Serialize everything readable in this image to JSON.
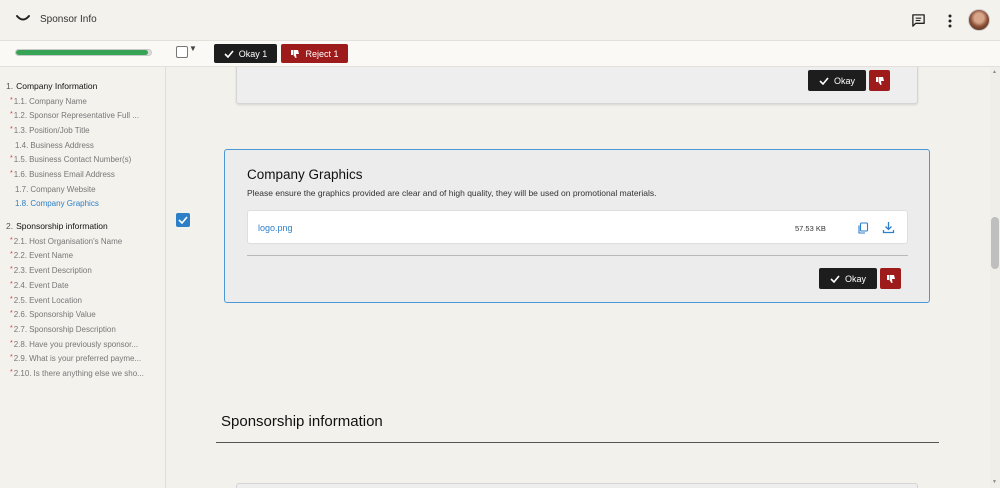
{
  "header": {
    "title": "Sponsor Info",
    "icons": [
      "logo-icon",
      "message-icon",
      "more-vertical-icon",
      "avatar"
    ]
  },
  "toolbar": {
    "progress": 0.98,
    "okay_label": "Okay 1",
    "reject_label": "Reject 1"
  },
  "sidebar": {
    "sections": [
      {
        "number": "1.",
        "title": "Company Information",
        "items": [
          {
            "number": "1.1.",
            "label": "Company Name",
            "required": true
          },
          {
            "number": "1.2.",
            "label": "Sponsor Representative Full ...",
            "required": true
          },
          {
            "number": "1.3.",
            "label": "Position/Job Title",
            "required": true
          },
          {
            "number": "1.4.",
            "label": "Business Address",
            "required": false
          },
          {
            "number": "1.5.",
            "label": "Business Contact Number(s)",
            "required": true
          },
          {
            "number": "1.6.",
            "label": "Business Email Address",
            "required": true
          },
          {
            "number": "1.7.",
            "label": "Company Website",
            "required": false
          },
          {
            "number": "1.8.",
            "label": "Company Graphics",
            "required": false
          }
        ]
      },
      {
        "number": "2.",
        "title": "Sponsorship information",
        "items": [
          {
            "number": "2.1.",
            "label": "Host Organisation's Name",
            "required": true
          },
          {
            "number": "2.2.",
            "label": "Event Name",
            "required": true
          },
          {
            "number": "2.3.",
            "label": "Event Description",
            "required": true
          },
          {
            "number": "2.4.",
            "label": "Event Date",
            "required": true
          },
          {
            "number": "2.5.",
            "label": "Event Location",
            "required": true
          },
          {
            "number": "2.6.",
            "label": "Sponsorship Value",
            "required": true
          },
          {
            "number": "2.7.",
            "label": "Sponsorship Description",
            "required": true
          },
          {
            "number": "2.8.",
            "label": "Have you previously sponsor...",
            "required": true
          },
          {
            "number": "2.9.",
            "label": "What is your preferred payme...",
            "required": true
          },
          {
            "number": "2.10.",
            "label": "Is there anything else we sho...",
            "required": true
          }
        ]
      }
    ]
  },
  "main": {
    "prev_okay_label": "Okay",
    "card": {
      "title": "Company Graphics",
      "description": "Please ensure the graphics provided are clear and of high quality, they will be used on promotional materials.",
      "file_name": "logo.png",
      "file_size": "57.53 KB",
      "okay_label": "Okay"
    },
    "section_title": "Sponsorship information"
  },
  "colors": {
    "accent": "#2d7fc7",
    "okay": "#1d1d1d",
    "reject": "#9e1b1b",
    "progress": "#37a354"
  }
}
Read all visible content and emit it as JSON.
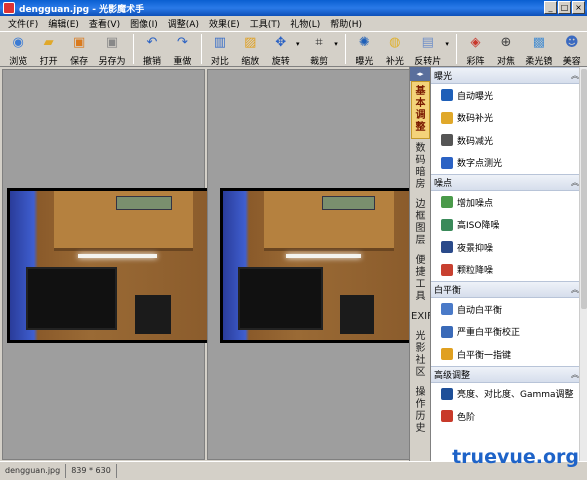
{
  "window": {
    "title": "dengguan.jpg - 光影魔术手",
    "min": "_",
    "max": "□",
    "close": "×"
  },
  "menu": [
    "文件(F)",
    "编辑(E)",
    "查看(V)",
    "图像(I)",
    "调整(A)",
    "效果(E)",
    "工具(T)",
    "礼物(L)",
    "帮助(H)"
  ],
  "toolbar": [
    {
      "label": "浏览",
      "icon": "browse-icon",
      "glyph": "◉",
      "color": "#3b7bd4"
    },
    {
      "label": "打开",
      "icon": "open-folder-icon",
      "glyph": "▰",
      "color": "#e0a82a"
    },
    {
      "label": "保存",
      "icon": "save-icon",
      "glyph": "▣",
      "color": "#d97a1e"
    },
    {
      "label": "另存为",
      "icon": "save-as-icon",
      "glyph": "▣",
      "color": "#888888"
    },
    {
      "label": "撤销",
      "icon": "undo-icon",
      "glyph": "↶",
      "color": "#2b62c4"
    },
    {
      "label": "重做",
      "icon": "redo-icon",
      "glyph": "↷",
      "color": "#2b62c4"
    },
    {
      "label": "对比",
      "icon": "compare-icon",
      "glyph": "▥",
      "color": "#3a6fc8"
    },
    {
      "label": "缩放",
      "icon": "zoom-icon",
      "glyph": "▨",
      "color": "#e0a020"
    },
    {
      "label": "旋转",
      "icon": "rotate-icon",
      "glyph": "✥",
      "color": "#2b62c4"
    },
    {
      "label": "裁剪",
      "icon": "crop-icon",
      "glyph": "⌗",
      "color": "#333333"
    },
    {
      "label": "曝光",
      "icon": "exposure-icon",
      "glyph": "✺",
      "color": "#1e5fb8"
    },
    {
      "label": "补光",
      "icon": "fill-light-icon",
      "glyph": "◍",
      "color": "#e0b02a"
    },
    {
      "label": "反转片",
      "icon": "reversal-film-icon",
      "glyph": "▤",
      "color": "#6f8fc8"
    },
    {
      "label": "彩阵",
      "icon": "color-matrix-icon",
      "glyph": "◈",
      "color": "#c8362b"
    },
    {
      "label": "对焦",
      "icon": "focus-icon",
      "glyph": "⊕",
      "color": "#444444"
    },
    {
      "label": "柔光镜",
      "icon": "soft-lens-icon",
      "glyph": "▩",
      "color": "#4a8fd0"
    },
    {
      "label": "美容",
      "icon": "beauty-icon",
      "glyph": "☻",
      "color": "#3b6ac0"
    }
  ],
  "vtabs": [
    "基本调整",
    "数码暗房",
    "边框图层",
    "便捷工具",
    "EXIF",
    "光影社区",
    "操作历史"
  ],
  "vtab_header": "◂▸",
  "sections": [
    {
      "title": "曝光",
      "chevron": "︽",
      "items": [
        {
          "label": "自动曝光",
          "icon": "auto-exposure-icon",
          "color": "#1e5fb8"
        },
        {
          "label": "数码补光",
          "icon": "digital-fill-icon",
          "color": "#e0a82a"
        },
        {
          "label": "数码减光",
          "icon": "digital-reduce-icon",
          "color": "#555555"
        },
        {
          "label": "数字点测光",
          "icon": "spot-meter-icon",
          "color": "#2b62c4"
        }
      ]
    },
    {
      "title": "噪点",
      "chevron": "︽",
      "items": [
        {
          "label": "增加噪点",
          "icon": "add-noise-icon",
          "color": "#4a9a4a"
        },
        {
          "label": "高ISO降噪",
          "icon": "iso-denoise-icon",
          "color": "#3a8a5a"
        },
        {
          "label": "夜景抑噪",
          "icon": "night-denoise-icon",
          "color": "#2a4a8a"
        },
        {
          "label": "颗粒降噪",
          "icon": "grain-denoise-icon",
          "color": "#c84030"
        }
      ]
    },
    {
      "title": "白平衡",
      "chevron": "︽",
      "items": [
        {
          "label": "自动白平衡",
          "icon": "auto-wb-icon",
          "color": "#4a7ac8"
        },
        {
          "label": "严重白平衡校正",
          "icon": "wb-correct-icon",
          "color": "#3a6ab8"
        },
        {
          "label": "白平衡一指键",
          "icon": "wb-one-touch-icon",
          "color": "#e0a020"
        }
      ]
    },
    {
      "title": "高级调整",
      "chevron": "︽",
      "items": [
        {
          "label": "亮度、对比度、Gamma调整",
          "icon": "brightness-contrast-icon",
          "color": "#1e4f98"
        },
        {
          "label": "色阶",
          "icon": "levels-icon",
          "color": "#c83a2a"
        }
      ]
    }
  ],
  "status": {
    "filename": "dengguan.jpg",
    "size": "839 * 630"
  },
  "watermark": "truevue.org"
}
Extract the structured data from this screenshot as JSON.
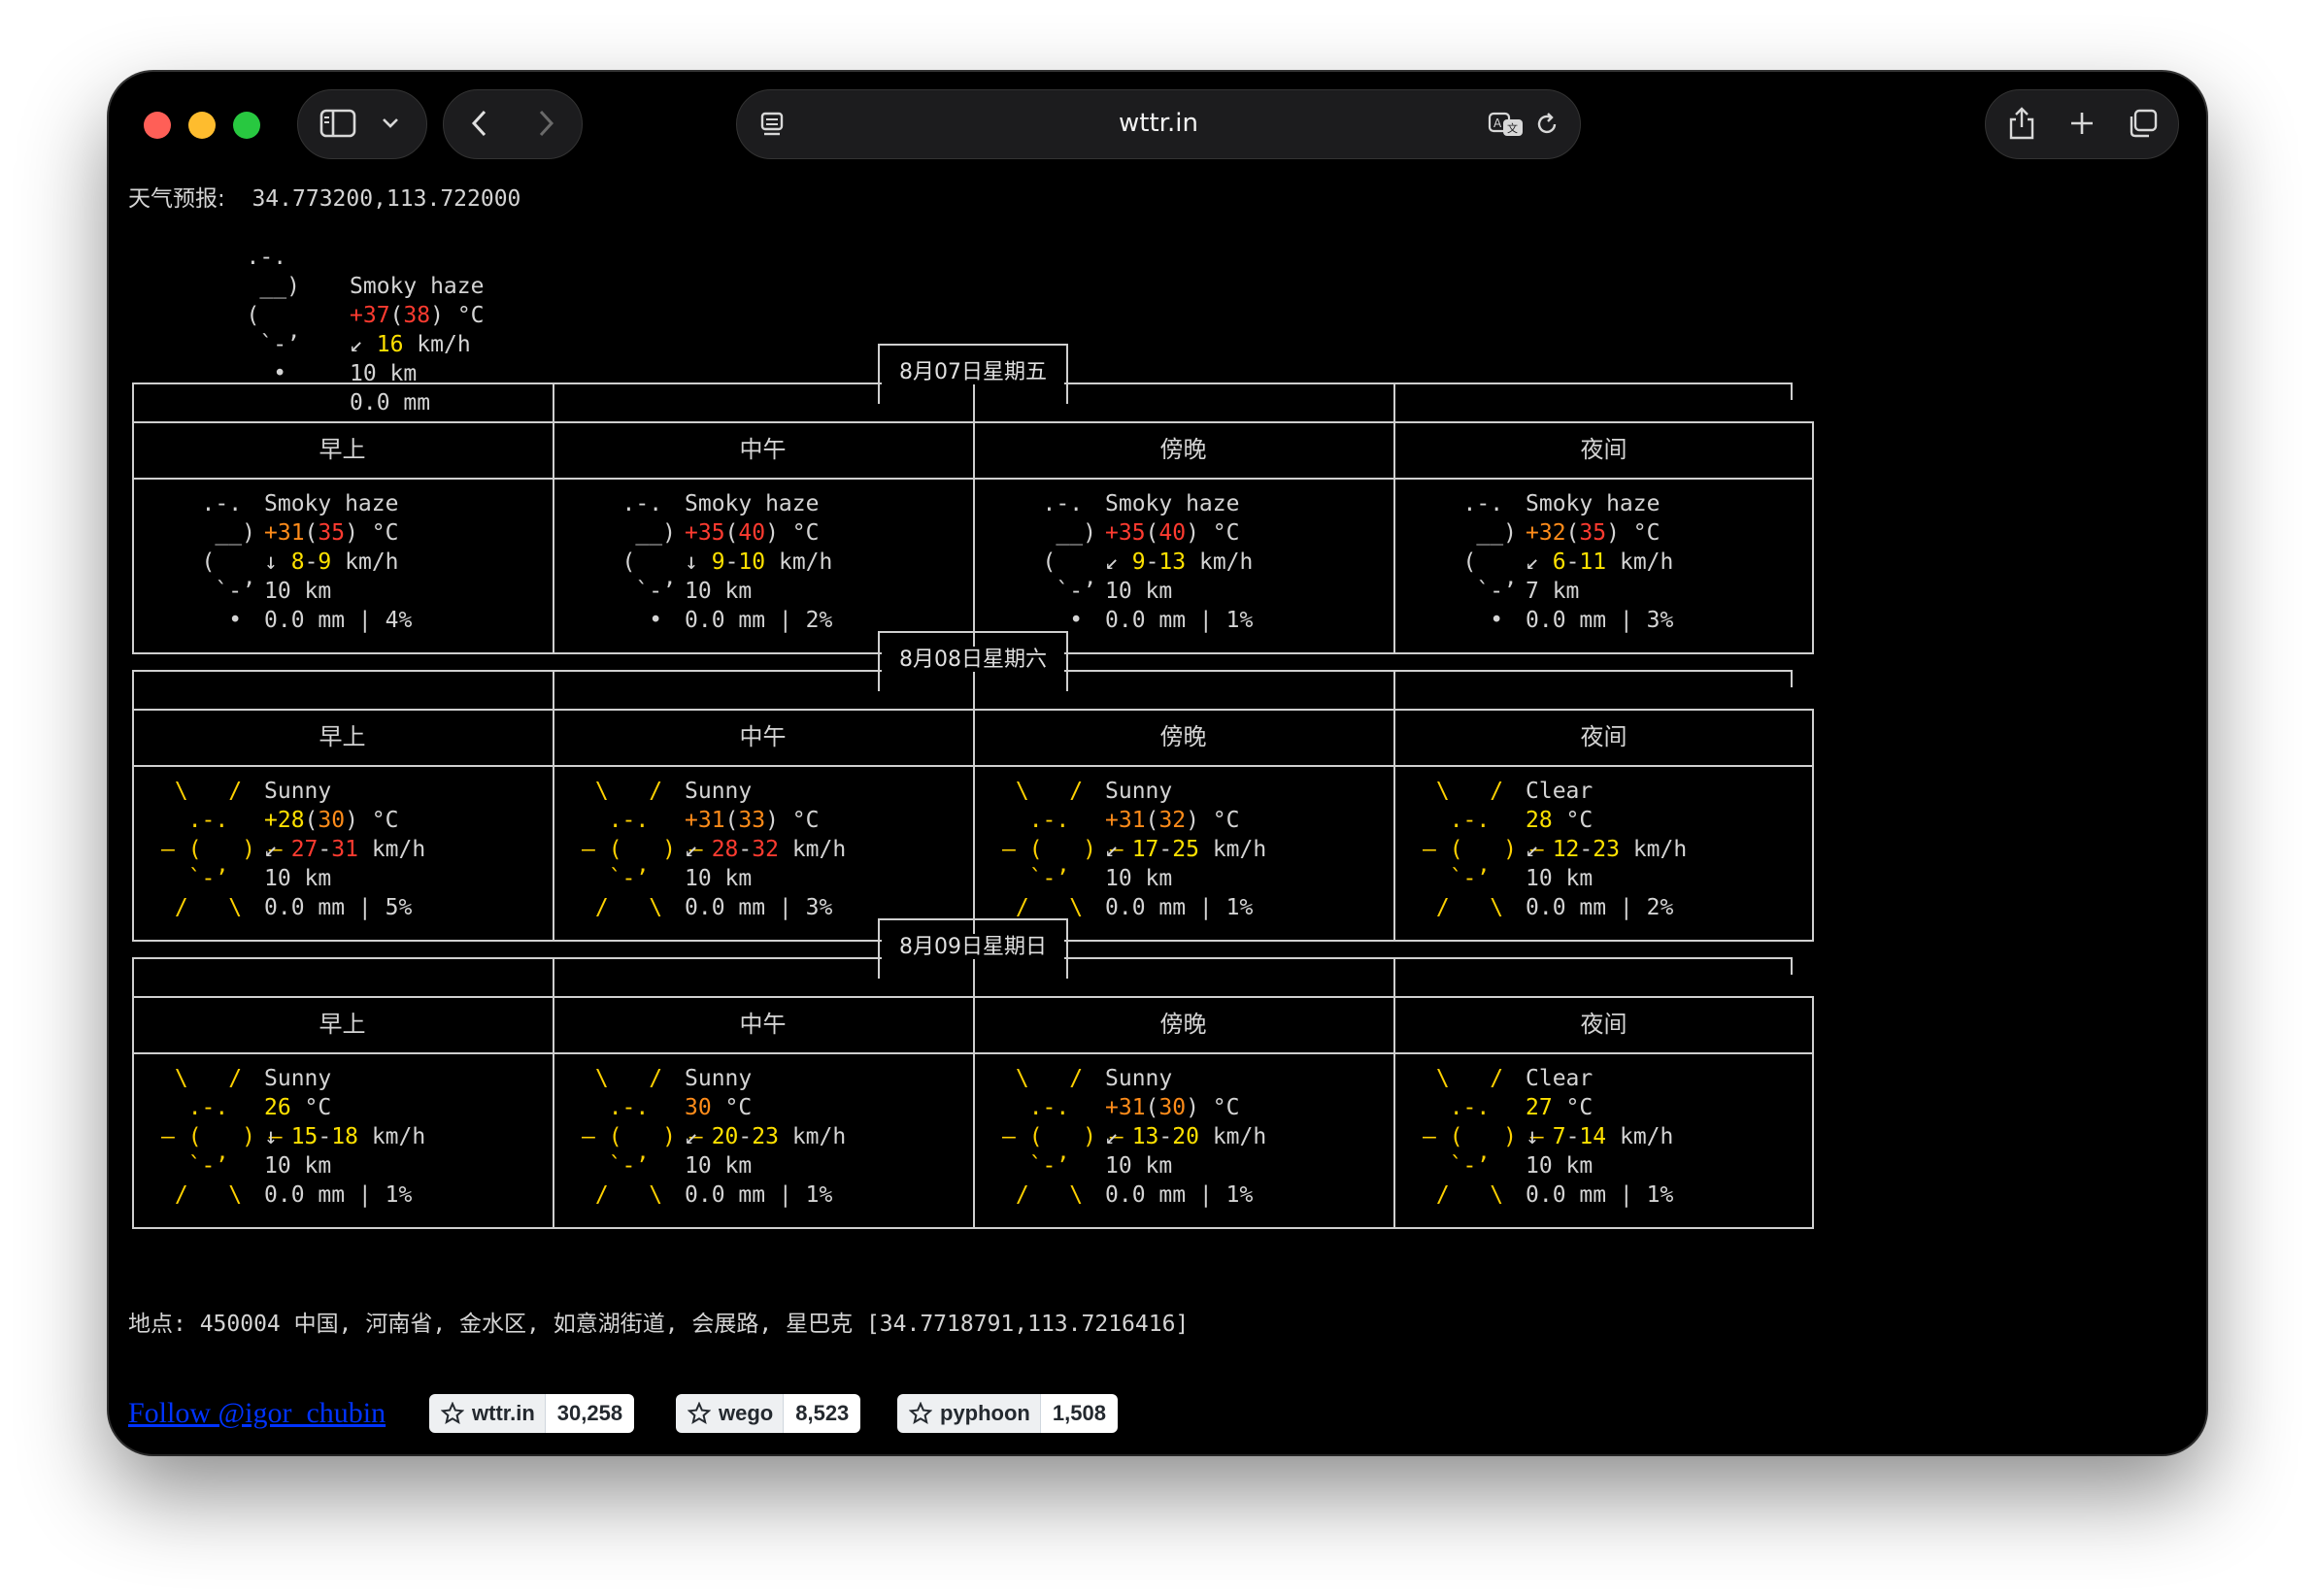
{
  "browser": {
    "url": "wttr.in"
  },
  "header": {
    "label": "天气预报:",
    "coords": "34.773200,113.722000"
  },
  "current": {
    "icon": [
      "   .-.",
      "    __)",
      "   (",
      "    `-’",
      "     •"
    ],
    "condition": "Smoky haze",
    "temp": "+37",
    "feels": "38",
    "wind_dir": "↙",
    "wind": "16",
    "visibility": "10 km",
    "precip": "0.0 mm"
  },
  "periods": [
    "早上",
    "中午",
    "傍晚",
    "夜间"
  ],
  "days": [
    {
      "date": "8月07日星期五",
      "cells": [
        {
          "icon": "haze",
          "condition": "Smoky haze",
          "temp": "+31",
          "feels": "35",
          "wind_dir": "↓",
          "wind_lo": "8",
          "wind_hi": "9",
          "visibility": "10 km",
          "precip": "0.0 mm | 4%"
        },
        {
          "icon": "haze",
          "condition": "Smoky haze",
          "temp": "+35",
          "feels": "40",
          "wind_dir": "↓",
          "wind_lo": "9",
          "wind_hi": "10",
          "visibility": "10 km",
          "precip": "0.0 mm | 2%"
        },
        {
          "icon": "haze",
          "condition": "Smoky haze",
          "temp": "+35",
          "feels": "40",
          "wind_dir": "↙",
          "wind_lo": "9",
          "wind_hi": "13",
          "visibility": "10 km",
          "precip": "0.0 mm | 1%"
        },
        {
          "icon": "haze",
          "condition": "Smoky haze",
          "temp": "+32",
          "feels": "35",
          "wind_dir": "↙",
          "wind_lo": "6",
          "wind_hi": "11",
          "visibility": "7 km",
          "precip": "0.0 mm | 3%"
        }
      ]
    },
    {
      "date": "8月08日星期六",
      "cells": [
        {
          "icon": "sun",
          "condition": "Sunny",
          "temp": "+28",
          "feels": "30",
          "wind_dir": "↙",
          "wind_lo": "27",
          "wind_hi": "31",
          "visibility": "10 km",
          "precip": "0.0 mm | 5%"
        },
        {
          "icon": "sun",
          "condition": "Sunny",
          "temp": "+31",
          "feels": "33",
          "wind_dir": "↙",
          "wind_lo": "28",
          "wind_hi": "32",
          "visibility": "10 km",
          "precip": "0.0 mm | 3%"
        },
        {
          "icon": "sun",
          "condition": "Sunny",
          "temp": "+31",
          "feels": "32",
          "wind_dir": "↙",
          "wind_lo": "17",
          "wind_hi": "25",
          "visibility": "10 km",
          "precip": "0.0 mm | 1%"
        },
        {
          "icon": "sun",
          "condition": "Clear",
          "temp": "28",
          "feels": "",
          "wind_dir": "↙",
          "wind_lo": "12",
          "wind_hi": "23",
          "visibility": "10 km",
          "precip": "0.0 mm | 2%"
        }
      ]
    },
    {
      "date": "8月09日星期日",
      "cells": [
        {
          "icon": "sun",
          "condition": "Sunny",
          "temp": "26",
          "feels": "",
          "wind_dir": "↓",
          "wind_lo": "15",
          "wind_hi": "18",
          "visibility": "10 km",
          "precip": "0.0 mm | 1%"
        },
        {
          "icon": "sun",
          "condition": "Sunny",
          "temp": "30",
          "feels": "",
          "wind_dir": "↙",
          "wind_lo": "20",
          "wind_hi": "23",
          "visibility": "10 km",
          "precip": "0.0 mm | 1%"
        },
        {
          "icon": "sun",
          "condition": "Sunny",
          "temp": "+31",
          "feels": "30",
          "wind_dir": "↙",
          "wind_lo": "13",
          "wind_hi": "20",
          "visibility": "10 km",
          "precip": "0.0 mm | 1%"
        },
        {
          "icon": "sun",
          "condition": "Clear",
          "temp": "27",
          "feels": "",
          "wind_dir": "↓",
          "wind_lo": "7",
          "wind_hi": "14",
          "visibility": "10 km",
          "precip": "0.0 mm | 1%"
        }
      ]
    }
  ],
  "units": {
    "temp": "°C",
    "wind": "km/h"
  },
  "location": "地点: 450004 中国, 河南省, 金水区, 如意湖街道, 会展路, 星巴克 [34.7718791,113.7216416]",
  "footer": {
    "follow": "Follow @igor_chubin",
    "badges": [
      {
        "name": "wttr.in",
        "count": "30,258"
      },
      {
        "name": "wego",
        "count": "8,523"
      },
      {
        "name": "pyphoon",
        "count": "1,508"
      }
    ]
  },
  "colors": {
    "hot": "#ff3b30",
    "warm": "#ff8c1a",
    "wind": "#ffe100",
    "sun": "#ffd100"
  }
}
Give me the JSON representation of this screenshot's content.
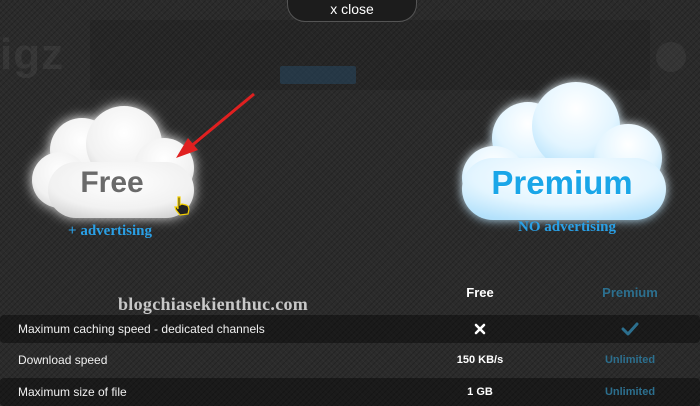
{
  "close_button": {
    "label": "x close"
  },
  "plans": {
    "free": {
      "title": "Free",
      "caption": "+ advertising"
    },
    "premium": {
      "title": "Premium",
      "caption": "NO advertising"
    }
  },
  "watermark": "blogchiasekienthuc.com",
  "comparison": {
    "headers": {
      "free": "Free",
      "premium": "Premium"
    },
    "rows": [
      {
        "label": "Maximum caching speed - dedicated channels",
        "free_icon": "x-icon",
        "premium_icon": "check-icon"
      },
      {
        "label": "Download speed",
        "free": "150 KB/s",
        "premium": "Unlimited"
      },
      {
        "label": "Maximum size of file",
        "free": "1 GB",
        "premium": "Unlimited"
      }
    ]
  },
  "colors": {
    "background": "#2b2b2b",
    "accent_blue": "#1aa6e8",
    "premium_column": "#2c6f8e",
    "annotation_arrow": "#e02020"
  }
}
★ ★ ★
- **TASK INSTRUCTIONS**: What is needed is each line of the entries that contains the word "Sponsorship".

- **SOLUTION TO THIS EXERCISE**:
        "title": "Sponsorship information",
            "label": "Sponsorship Value",
            "label": "Sponsorship Description",
    "section_title": "Sponsorship information"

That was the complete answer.